Finding My Son a Kidney: The Ask of a Lifetime

October 25, 2018, 1:33pm EDT

When Bobbie Reed’s son, Alex, graduated college in 2013, she felt like he had the world at his fingertips. He had just finished five years as a college athlete at Penn State and was on a path to a successful career at his family’s insurance agency. For all five years, Alex received medical clearance to play baseball with no questions asked—so when he suddenly got sick two weeks after his graduation, it came as a shock.
At first, the doctors said that Alex’s kidney function was a bit impaired but would likely bounce back. Unfortunately, by October, Alex ended up in end stage renal failure with his physician urging him to get on dialysis and immediately start the process of getting on the list for a kidney transplant.
As Alex’s condition continued to worsen during the process of finding a donor, Bobbie stepped in as his caregiver and advocate—and when Alex was added to the transplant list, Bobbie immediately put her sales background to use. “A lot of people think you have to go out there and put up billboards and wear t-shirts, but I didn’t do that,” she says. “I utilized my sales experience to help me come up with a plan to find a kidney for my child.”
Bobbie’s approach looked something like this:

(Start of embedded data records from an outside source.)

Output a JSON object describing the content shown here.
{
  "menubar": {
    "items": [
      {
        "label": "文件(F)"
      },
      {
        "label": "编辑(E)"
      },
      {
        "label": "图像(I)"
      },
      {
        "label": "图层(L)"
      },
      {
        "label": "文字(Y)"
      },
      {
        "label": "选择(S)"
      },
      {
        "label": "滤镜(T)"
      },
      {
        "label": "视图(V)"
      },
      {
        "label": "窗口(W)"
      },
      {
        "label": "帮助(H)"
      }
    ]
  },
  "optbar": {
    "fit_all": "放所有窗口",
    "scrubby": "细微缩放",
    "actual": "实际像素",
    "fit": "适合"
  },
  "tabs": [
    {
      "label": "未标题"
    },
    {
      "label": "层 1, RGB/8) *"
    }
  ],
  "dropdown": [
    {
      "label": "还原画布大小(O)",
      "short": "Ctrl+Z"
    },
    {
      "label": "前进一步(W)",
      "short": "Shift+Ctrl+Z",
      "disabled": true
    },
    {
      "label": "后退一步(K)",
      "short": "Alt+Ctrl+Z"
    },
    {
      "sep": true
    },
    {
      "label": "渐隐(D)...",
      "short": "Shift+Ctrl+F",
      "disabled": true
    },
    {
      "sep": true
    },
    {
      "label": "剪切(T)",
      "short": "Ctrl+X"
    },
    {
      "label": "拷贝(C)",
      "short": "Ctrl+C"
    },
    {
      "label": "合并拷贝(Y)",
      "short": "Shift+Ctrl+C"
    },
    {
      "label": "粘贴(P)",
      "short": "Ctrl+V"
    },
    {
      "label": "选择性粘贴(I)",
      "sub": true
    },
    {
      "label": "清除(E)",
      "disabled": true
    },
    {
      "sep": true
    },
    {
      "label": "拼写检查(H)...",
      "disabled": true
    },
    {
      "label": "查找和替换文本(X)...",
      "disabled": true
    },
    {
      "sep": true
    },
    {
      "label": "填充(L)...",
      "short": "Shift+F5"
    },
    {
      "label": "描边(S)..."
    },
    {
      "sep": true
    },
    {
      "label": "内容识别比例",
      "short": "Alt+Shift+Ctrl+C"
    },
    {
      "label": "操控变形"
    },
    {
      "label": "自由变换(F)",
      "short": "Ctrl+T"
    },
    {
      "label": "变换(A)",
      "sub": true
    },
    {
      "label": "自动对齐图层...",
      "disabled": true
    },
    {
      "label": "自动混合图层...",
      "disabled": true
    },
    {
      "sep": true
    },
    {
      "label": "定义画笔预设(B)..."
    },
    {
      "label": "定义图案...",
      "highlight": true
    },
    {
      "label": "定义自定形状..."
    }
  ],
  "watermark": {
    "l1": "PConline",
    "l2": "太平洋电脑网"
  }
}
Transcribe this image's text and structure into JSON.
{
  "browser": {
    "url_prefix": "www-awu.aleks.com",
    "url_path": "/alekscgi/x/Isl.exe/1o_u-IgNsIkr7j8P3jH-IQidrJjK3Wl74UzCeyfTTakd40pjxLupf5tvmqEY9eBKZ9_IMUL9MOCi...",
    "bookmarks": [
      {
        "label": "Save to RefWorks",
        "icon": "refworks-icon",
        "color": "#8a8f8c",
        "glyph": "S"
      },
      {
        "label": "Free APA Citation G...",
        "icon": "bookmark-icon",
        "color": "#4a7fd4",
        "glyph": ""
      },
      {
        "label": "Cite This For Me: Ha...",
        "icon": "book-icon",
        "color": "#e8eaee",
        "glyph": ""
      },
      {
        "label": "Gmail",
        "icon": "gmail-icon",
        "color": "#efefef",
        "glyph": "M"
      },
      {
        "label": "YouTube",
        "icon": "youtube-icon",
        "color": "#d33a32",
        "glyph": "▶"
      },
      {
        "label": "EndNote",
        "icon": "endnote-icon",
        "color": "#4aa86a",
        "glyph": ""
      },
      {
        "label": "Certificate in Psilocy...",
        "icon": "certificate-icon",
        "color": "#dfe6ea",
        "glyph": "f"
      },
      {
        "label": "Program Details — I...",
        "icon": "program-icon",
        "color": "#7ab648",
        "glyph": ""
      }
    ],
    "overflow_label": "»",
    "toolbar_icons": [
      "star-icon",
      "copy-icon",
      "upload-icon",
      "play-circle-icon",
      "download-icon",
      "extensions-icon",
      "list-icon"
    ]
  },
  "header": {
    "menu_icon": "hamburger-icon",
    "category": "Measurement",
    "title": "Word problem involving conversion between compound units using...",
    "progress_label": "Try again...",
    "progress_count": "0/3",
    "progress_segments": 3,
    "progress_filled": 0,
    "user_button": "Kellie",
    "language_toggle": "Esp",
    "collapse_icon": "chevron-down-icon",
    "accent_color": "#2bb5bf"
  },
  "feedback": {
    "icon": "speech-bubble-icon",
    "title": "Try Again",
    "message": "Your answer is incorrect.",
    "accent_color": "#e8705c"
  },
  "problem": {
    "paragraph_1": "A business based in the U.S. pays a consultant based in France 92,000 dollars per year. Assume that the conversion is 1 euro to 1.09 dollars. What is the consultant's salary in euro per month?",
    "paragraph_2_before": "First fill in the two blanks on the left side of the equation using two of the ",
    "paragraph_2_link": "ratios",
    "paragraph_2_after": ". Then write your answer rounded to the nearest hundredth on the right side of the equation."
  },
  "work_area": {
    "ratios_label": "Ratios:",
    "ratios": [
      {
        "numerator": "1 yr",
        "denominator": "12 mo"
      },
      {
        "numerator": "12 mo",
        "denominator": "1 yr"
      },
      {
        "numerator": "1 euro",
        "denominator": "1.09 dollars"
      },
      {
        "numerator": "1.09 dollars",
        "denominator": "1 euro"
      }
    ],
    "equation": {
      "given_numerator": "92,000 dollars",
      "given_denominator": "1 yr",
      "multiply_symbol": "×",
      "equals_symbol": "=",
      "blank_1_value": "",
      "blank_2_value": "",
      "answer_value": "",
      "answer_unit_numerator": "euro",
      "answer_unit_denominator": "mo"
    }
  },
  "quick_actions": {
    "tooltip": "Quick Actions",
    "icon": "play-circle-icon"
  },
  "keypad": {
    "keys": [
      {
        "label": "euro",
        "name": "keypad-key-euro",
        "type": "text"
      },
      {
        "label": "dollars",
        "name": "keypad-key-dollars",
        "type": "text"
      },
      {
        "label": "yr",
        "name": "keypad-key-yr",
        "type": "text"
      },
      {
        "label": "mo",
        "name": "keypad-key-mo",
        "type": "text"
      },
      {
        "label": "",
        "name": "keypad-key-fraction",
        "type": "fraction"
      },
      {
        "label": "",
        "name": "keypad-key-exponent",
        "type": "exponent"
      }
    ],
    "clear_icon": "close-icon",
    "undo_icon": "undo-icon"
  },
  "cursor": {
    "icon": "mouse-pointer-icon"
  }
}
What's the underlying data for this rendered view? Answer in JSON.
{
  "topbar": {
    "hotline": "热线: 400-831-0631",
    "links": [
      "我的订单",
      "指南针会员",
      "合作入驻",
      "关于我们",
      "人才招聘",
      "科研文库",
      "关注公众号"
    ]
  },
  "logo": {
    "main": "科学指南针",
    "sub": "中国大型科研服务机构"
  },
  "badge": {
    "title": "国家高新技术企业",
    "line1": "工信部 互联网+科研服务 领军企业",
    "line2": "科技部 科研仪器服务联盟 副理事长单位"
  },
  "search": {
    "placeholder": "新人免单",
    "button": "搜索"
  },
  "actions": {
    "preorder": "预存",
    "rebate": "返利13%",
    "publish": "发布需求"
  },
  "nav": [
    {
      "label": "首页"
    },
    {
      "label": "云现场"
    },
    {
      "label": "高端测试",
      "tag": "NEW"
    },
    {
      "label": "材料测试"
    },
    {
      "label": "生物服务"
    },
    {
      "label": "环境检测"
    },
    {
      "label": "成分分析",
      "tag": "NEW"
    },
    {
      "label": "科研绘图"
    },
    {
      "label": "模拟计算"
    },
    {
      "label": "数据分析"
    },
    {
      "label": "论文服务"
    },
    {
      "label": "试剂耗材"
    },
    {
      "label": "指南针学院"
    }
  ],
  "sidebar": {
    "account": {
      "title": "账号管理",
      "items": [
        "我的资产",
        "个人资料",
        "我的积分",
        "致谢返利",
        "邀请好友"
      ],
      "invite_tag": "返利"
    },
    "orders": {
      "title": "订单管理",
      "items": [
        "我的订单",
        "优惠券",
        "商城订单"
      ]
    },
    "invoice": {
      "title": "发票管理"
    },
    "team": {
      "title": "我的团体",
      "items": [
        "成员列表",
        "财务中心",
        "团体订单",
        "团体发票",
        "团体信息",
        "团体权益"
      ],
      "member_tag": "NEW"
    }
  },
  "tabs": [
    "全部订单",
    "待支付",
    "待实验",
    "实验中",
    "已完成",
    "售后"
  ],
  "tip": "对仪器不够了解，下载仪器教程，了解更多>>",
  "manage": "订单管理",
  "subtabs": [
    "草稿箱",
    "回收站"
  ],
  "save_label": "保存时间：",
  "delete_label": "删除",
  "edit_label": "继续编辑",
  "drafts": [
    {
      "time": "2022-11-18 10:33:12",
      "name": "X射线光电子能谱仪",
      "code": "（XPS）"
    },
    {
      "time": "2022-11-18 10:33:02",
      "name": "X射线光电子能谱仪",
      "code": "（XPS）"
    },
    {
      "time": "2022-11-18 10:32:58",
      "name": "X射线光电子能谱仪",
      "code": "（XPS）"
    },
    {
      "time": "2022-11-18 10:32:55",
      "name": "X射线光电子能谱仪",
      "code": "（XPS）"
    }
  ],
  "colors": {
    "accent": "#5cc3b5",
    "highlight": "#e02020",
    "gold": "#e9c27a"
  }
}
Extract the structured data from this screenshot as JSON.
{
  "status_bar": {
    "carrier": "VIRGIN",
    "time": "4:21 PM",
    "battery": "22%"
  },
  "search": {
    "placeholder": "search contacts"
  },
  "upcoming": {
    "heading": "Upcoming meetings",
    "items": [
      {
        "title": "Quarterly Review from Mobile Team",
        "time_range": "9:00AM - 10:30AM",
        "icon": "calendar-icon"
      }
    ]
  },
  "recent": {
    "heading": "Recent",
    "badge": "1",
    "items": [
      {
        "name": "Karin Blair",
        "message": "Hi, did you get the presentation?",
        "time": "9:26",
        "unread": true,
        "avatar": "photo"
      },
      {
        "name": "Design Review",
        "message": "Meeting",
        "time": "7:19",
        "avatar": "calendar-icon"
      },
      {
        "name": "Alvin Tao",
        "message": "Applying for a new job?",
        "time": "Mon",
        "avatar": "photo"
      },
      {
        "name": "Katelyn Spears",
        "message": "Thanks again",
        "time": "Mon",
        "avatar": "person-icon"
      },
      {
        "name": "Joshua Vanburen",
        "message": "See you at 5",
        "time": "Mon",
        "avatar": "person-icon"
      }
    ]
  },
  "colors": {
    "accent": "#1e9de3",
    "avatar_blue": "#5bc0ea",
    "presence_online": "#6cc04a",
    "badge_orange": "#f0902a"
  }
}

Make a list.

The first thing Bobbie did was make a list. She thought of every single person, affiliation, or membership she had—local politicians, schools, businesses, friends, relatives and more.

Do the research.

For any entry on the list where Bobbie didn’t know someone personally, she called the location and asked for the proper contact to reach out to regarding the search for a potential kidney donor. Doing this ensured that the “ask” was going to go to the right person and not be taken as junk mail.

Think outside the box.

Bobbie met with the advertising design instructor at a local vocational school and asked to add something new to the curriculum—a program that allowed the students to create informational cards for distribution to potential donors, explaining how they could help Alex. There was no cost to do this. These creative projects helped not only Bobbie and Alex, but the students as well – they were able to use them to expand their portfolios.

Make another list.

When Bobbie felt like she had exhausted all the options, she didn’t stop. Instead, she took another look at her network and reached out to additional potential donors through her dentist’s office, local bank branch, and even the shop where she got her oil changed. She also worked with her local church, which posted information about the request in their bulletin, as well as the Penn State Alumni Association, which published a feature story about Alex.

Always say “thank you.”

Every time someone published an article or wrote something on social media, Bobbie sent a personalized letter thanking them for the help. She also shared those articles on her own social media as both a “thank you” and a way to get the word across to even more people. She asked those viewing the post on social media to share it on their pages, which exponentially increased the number of people who learned about Alex’s need to find a kidney.
Bobbie’s hard work came to fruition on September 12, 2015, when Alex was invited to a tailgate at Penn State. John Hyde, one of his friends’ fathers, was manning the grill and asked Alex if he needed anything. When Alex asked for a breakfast sandwich, Hyde replied, “Is there anything else you need? How about my kidney?”
It was then that Hyde told Alex that he had seen Bobbie’s social media posts and had started the process to become a donor eight months prior. As soon as he was approved, he told his son to invite Alex to the tailgate party so he could tell him the exciting news. The transplant surgery took place on November 9, 2015 and was a great success.
Even if you don’t work in sales or have any sales experience, there are aspects of Bobbie’s process that can help you navigate the search for a donor for yourself or a loved one. Here are a few final tips from Bobbie to add to those listed above:

Don’t be afraid.

“What’s the worst they can say,” says Bobbie. “No?” 

Use the resources of the National Kidney Foundation.

A great place to start is the website for THE BIG ASK: THE BIG GIVE website, which Bobbie actually helped develop. The site features a variety of resources to help both patients and donors learn more about the kidney donation process. Another great place to learn more and get answers to any specific questions you may have is the toll-free NKF Cares Hotline.

Don’t give up.

Bobbie and Alex’s story is proof that things will happen when and where you least expect it.